Individual differences in full-scale/composite IQ scores are mostly on the g factor. But individual differences on a randomly chosen subtest may be mostly due to other sources of variance, depending on the subtest's g loading.
I'll try to make this distinction clearer in the article.--Victor Chmara (talk) 07:52, 24 August 2015 (UTC)

Change to the lead[edit]

@Victor Chmara You reverted my edits to the article lead [30]. I have not reverted, and want to resolve your concerns in a civil way and to resolve the issue here on the talk page. I completely disagree with your revert. Please explain further why you did it? Thank you.Charlotte135 (talk) 21:24, 30 January 2016 (UTC)

Looking at this again, and your brief comments, I should say I partly disagree as I can see *some* logic here. I made the edit to the lead and was going to revise the other redundant section I deleted by placing it in another section of the article. Let's talk about it.Charlotte135 (talk) 21:29, 30 January 2016 (UTC)

Like I said in my edit summary, the term g factor refers to a population-level variable and it is typically represented in terms of factor loadings.
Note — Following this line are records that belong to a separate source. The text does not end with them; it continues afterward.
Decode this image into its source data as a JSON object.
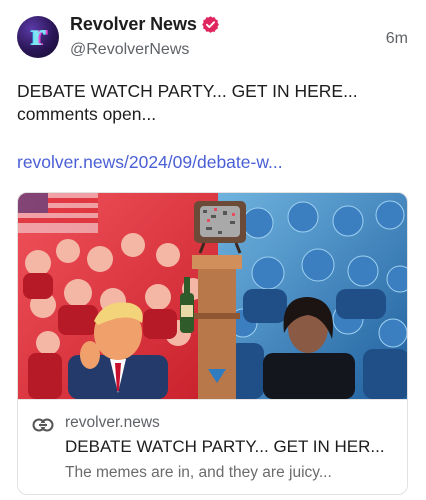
{
  "author": {
    "display_name": "Revolver News",
    "handle": "@RevolverNews",
    "avatar_letter": "r",
    "verified_icon": "verified-badge-icon",
    "verified_color": "#e0245e"
  },
  "post": {
    "timestamp": "6m",
    "text_line1": "DEBATE WATCH PARTY... GET IN HERE...",
    "text_line2": "comments open...",
    "link_text": "revolver.news/2024/09/debate-w...",
    "link_color": "#4a5fd6"
  },
  "card": {
    "icon": "link-icon",
    "domain": "revolver.news",
    "title": "DEBATE WATCH PARTY... GET IN HER...",
    "description": "The memes are in, and they are juicy..."
  },
  "colors": {
    "left_side": "#e2343f",
    "right_side": "#2e7ec9"
  }
}
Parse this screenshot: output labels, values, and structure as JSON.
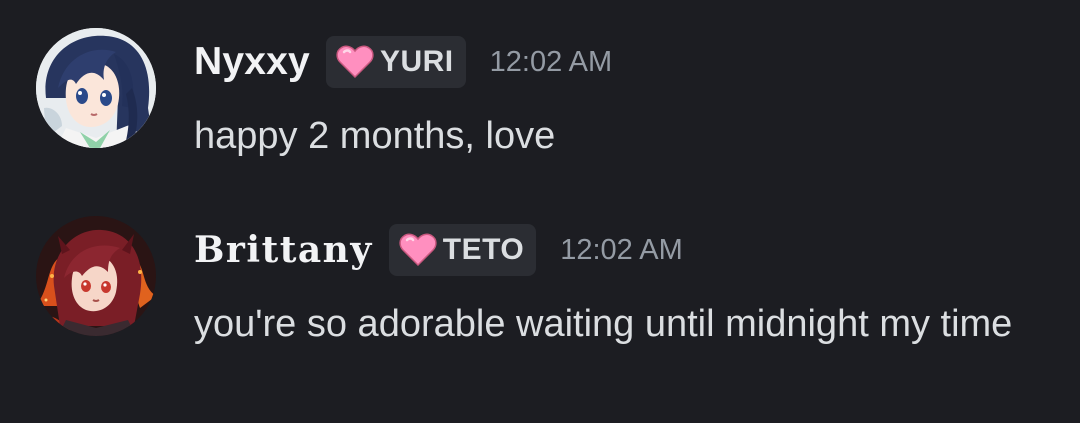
{
  "messages": [
    {
      "username": "Nyxxy",
      "tag": {
        "label": "YURI",
        "icon": "pink-heart-icon",
        "color": "#ff8fbf"
      },
      "timestamp": "12:02 AM",
      "text": "happy 2 months, love"
    },
    {
      "username": "Brittany",
      "tag": {
        "label": "TETO",
        "icon": "pink-heart-icon",
        "color": "#ff8fbf"
      },
      "timestamp": "12:02 AM",
      "text": "you're so adorable waiting until midnight my time"
    }
  ],
  "colors": {
    "background": "#1c1d22",
    "username": "#f2f3f5",
    "message_text": "#dbdee1",
    "timestamp": "#949ba4",
    "tag_background": "#2b2d33"
  }
}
You can't say that "Peter's g factor is 120." In contrast, terms like IQ, intelligence, etc. usually refer to test scores of individuals ("Peter's IQ is 120"), not to a population-level variable. Furthermore, 'g factor' can be regarded as a theoretically neutral term (=the largest factor in a factor analysis of cognitive data, regardless of what sort of interpretation one gives to it), whereas terms like general mental ability are clearly wedded to a particular theoretical position, namely the Spearman-Jensen one.--Victor Chmara (talk) 23:45, 31 January 2016 (UTC)
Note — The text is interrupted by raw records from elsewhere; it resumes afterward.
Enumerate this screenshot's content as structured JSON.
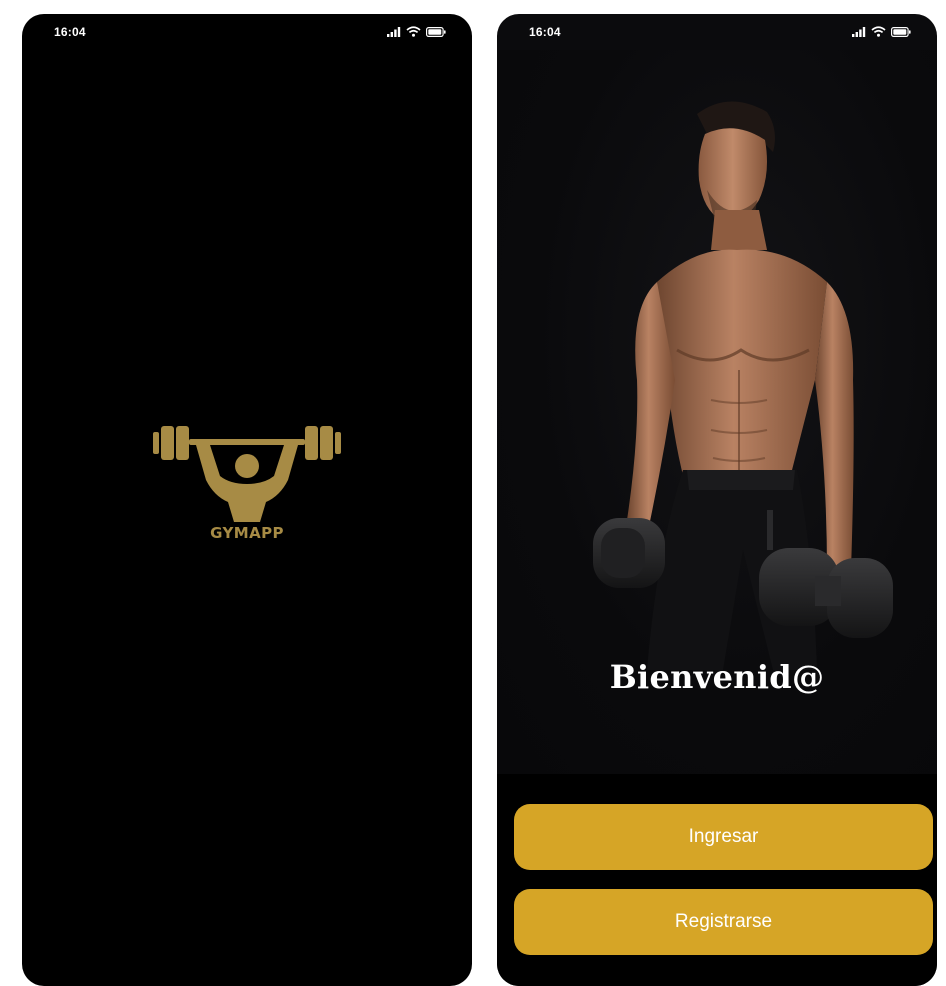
{
  "splash_screen": {
    "status_bar": {
      "time": "16:04",
      "icons": [
        "signal-icon",
        "wifi-icon",
        "battery-icon"
      ]
    },
    "logo": {
      "icon": "weightlifter-logo-icon",
      "text": "GYMAPP",
      "color": "#a78b45"
    },
    "background_color": "#000000"
  },
  "welcome_screen": {
    "status_bar": {
      "time": "16:04",
      "icons": [
        "signal-icon",
        "wifi-icon",
        "battery-icon"
      ]
    },
    "hero_image": "athlete-with-dumbbells-photo",
    "title": "Bienvenid@",
    "buttons": {
      "login_label": "Ingresar",
      "register_label": "Registrarse"
    },
    "accent_color": "#d6a526",
    "background_color": "#0b0b0d"
  }
}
I think we are on the same page with a lot of this. The problem I see immediately with this article is that general intelligence redirects to this g factor article and general intelligence is discussed throughout. As you would be aware the concept of general intelligence is controversial and no consensus exists, as to what it is, and how it can be defined. The objective fact remains that the reliable sources do refer to g factor as general intelligence (and the other terms I introduced in the lead) and we need to reflect this from the get go, IMO at least. I'd like to approach this discussion here in small chunks if that's ok. What do you think?Charlotte135 (talk) 00:35, 1 February 2016 (UTC)
Will restore the change to the lead I made and restore the other paragraph which is what I think your concern was.Charlotte135 (talk) 19:48, 1 February 2016 (UTC)